The Institute of Directors (IoD) published the second report in its Infrastructure for Business series: Britain’s Nuclear Future, making the case for nuclear energy as a clean, cheap and safe way to meet our energy needs.
New polling of IoD members, released exclusively with the report, also shows that nuclear power remains extremely popular among business leaders, with little to no change in opinion in the aftermath of the Fukushima accident.
The report was written by Corin Taylor, Senior Economic Adviser to the IoD, Dan Lewis, Chief Energy Adviser to the IoD and Dr Wade Allison, Emeritus Professor of Physics at the University of Oxford. The full report can be read online here. Key findings include:
Nuclear power is clean:
- Over its life-cycle, a nuclear power station will emit around 50 tonnes of CO2 per gigawatt hour of electricity generated, compared with nearly 500 tonnes from gas and over 900 tonnes from coal.
Nuclear power is cheap:
- When the Government’s carbon price and the cost of intermittent supply from renewables are taken into account, we could expect electricity from a nuclear plant built in the near future to cost around £70 per megawatt hour over its lifetime. The figure for gas would be £95/MWh, for coal it would be £130/MWh and for wind the cost is even higher, around £145/MWh for onshore and £180/MWh for offshore.
Nuclear power is safe:
- The European Commission has identified nuclear as the safest form of electricity generation, causing relatively fewer deaths (0-0.2 deaths per gigawatt year of electricity generated) than wind (0.2 deaths), hydroelectric (0-0.8), gas (0.1-0.4), peat and biomass (1.4), coal (2.8) and oil (4.1). The threat to populations from radiation is often overstated.
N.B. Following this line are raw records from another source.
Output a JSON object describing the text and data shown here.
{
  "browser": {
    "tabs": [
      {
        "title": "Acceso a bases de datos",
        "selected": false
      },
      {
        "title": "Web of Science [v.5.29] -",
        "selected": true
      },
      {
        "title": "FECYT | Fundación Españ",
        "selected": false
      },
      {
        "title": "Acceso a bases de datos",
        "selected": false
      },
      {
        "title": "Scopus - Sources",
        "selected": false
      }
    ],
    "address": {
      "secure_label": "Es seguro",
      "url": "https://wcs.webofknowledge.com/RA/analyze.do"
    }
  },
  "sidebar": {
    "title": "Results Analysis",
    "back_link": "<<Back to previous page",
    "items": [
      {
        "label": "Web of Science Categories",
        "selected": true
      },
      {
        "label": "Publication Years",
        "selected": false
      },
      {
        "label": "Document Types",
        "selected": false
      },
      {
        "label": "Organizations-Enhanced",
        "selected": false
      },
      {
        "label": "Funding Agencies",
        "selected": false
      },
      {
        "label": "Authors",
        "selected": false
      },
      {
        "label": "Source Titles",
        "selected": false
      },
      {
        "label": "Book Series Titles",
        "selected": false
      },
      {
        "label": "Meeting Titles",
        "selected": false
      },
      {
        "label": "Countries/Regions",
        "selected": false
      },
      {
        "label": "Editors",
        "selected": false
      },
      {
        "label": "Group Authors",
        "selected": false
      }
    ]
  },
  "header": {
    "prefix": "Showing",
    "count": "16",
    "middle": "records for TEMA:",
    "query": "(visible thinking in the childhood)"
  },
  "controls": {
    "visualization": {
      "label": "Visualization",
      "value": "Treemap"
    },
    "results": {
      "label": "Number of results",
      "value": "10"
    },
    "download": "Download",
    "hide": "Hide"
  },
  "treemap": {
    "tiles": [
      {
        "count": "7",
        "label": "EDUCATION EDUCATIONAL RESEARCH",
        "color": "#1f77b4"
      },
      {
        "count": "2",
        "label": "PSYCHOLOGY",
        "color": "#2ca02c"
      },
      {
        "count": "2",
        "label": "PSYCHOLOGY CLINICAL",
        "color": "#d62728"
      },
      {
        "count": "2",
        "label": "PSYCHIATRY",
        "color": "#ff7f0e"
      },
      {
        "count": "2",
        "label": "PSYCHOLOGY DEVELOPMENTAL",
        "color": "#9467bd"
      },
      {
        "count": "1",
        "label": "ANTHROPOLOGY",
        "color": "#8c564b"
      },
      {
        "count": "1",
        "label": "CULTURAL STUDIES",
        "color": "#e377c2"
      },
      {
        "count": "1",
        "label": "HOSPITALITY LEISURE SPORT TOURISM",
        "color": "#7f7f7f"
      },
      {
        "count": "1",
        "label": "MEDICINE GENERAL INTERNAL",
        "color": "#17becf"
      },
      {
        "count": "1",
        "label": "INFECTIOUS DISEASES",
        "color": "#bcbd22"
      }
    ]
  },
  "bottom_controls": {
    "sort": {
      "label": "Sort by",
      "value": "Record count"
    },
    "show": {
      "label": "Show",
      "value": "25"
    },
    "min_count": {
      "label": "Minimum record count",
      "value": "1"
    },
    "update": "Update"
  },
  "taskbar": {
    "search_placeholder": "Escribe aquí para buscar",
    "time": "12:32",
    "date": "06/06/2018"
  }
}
Despite media claims, the Fukushima accident is very unlikely to lead to any deaths at all, according to research from MIT and elsewhere.
Nuclear power is also popular:
- Business is strongly behind building new nuclear power stations: a survey of 1,117 IoD members, carried out in April 2012 and released exclusively with this report, found that 84% were in favour of new plants being built in the UK. In a survey taken before the Japanese Tsunami (February 2010) the figure was 85%, suggesting the accident has had little or no effect on business enthusiasm for new nuclear.
The IoD report explores the contrast between Britain, where progress towards new nuclear is slow, and other countries around the world which are moving ahead swiftly and on a large scale with new nuclear capacity. The authors investigate the type of framework which would help the UK catch up.
Corin Taylor, Senior Economic Adviser at the IoD said: “Britain is facing an energy gap with ageing coal and nuclear stations set to be shut down in the coming years. New electricity production can take years to come online, particularly at a time when energy companies are worried about investing, so it is crucial that the Government acts quickly to bridge this gap. Nuclear power is clean, cheap and safe and has to be part of the mix if we are to achieve a reliable and secure energy future.”
This report is the second in the IoD’s Infrastructure for Business series of papers, looking at the key energy, transport and technology infrastructure developments that would help the UK regain competitiveness and encourage a thriving private sector. The first report, on the UK’s space industry, Space – Britain’s New Infrastructure Frontier, can be read here.